(Dataset extract)

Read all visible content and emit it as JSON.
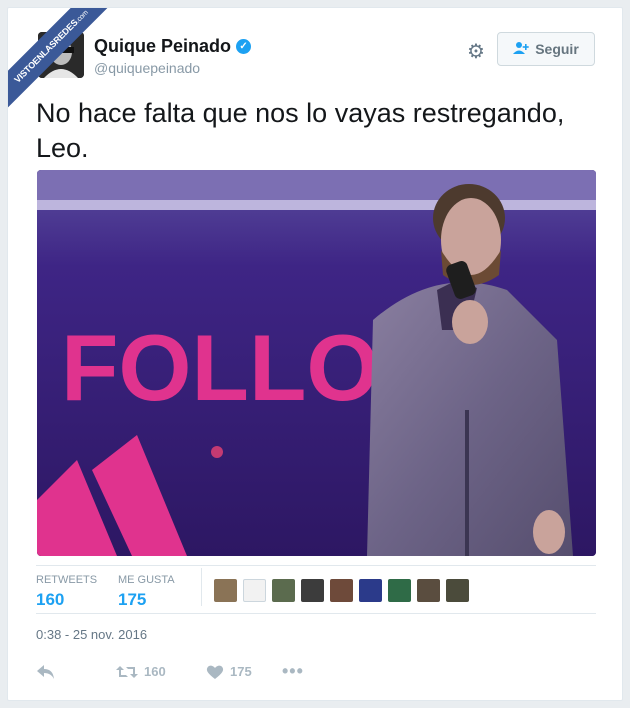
{
  "watermark": {
    "text": "VISTOENLASREDES",
    "sub": ".com"
  },
  "tweet": {
    "author_name": "Quique Peinado",
    "handle": "@quiquepeinado",
    "follow_label": "Seguir",
    "text": "No hace falta que nos lo vayas restregando, Leo.",
    "photo_sign_text": "FOLLO",
    "timestamp": "0:38 - 25 nov. 2016"
  },
  "stats": {
    "retweets_label": "RETWEETS",
    "retweets_value": "160",
    "likes_label": "ME GUSTA",
    "likes_value": "175"
  },
  "actions": {
    "retweet_count": "160",
    "like_count": "175"
  },
  "colors": {
    "accent": "#1da1f2",
    "verified": "#1da1f2",
    "like": "#aab8c2"
  },
  "icons": [
    "verified-badge-icon",
    "gear-icon",
    "follow-person-icon",
    "reply-icon",
    "retweet-icon",
    "heart-icon",
    "more-icon"
  ]
}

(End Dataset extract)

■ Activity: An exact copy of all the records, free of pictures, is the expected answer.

■ Task response:
Read all visible content and emit it as JSON.
{
  "watermark": {
    "text": "VISTOENLASREDES",
    "sub": ".com"
  },
  "tweet": {
    "author_name": "Quique Peinado",
    "handle": "@quiquepeinado",
    "follow_label": "Seguir",
    "text": "No hace falta que nos lo vayas restregando, Leo.",
    "photo_sign_text": "FOLLO",
    "timestamp": "0:38 - 25 nov. 2016"
  },
  "stats": {
    "retweets_label": "RETWEETS",
    "retweets_value": "160",
    "likes_label": "ME GUSTA",
    "likes_value": "175"
  },
  "actions": {
    "retweet_count": "160",
    "like_count": "175"
  },
  "colors": {
    "accent": "#1da1f2",
    "verified": "#1da1f2",
    "like": "#aab8c2"
  },
  "icons": [
    "verified-badge-icon",
    "gear-icon",
    "follow-person-icon",
    "reply-icon",
    "retweet-icon",
    "heart-icon",
    "more-icon"
  ]
}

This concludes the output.